staciosity

Good: You knew it was coming!
Previously on the Good and the Bad, I presented the above scenario. I do not know everything, and I apologize if it comes across like I believe I know everything. That’s not my intent. I’m here for the same reason many of you are. What the heck’s going on out there? So when you see a problem and you see something that may at least resemble a solution, you wonder aloud. So I was “officially curious,” and I never got to ask the question in last week’s Tuesday news conference because I wrote that portion Tuesday night. Then WVU gets to the red zone Saturday and — I believe that’s Mr. Gilmore’s!

stack red zone 2

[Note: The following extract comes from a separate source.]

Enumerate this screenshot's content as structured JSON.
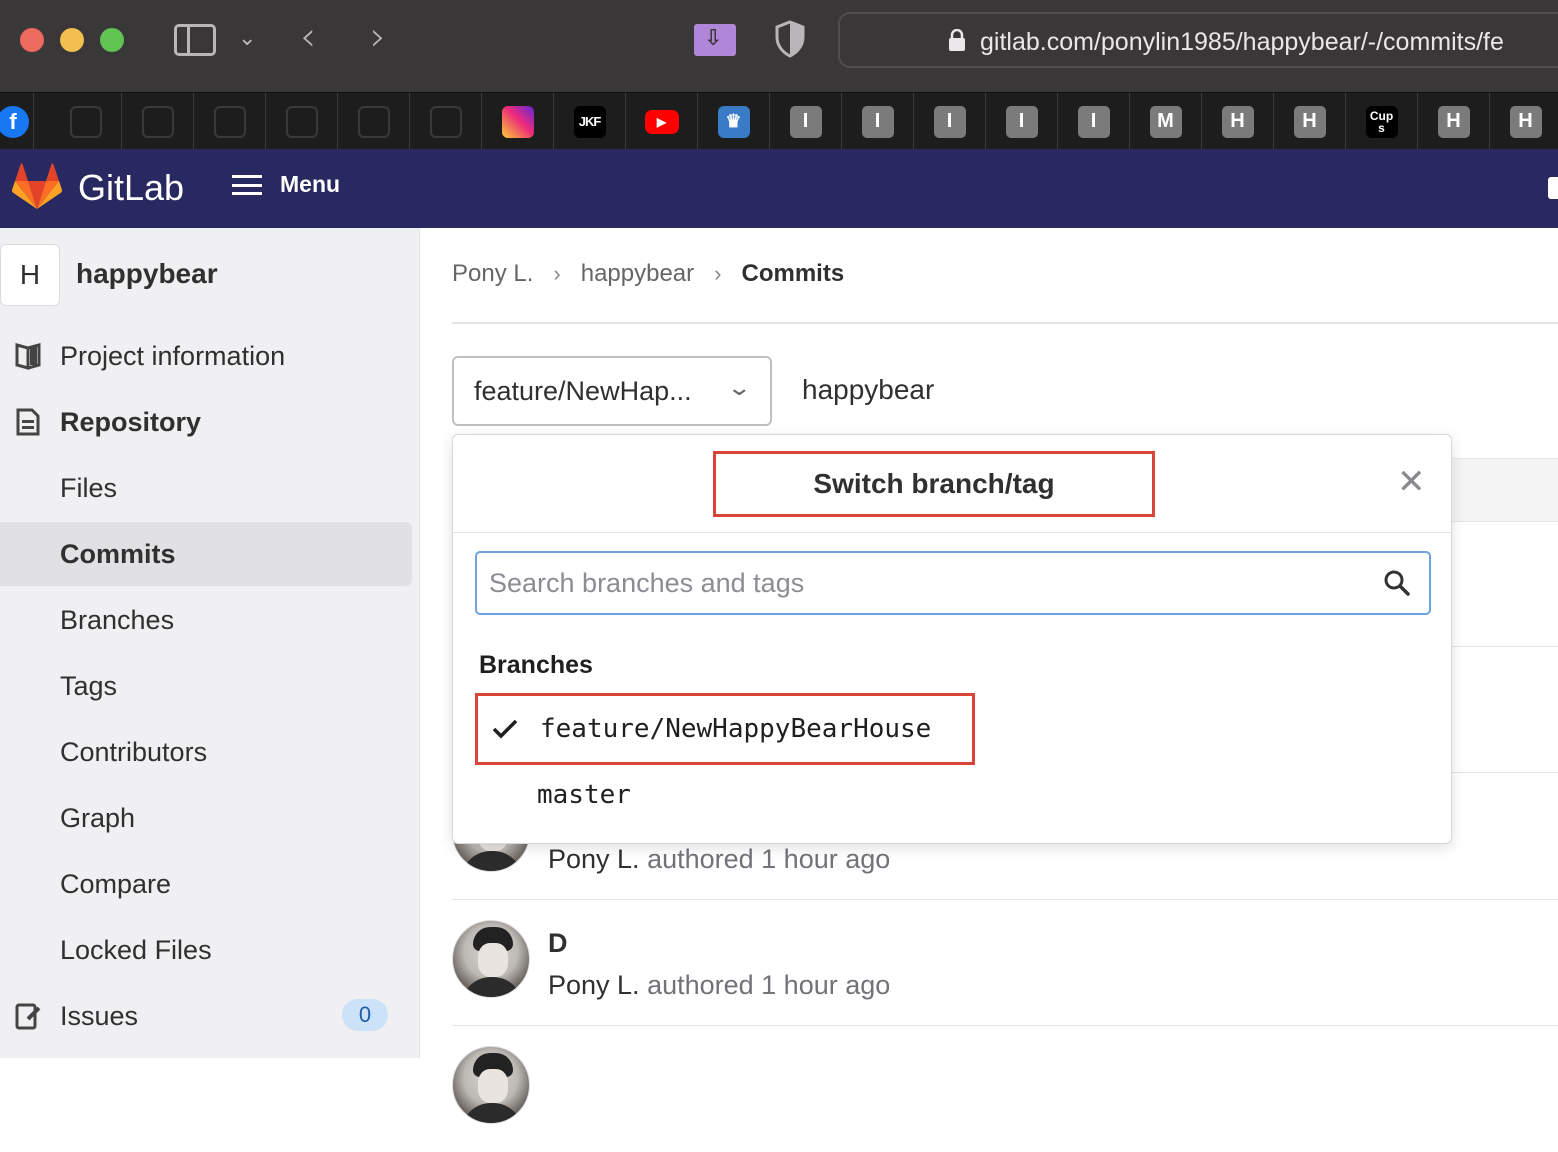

In that frame, YSU doesn’t offer the optimal response — stubborn Penguins — but we saw it happen! WVU gained yards on the ground on some plays and gobbled up space on the quick screens outside on some plays. There wasn’t much more than that … but there was some more, and this is the stuff that’s definitely on a laptop in Provo.

This is as cheeky as it gets. Again, the defenders who build the walls of the box aren’t as wide as you want when you use the stacks, and that’s a drawback to this plan, but because of that, they’ve had to hurry to the sideline again and again to make the play on the screen. They’re also officially curious, and WVU knows it. Look how deep the safeties are, too. A few steps deeper than the previous play. So Howard fakes the screen, the defense reacts and Howard follows Wellman for 9 yards. So good.

WVU scored on the play before this, but a holding penalty on Bosch — the only penalty against the offensive line this season — took that off the board. Back to the stack. YSU decides to blitz. It’s 6-on-6, but Rivers puts right tackle Marcell Lazard on sliders, and that understandably rattles Howard. He lunges right, but a blitzer is heading that way, as well. It all breaks down, and that’s a shame, because this had a chance. Look at the top of the screen. The coverage doesn’t work. The blitzed who hassles Howard after Rivers is the deep safety. The remaining defenders above that stack follow the inside receiver. No one covers White. Howard saw it, too. It’s not his fault. It happens when you get blitzed.

Sadly, this is not a red zone play. What it is, though, is one of Holgorsen’s best play calls ever. I will not argue this. The screens have worn out the YSU defenders. They’re cheating now, and they’ve also been duped twice by Howard’s fake screen-draw. Remember, apart from the space you manufacture (when the defense isn’t so stubborn), there are two appeals to the stacked formation:

  • The bottom receiver will get a free release
  • The quick screen to the bottom receiver has an immediate blocker

Put those two together, and the focus is almost always on the bottom receiver. Holgorsen kept this worm in the can for so long.

Before we go, thanks to all of you who spread the word last week. This feature never enjoyed hits, feedback and publicity like that before. And since this was the only Root Sports game of the season, this should be our last Standard Definition G&B of the season. It’s simple to get copies of games on the ABC or Fox families. Tier 3 games are another story. I had a couple people step forward to help me find a file, so thanks to Joe Brocato, lowercasejeff and Christopher Heslep. I won’t say whose I chose, much like I wouldn’t choose a favorite gin child, but this isn’t fun, never mind possible, without you all.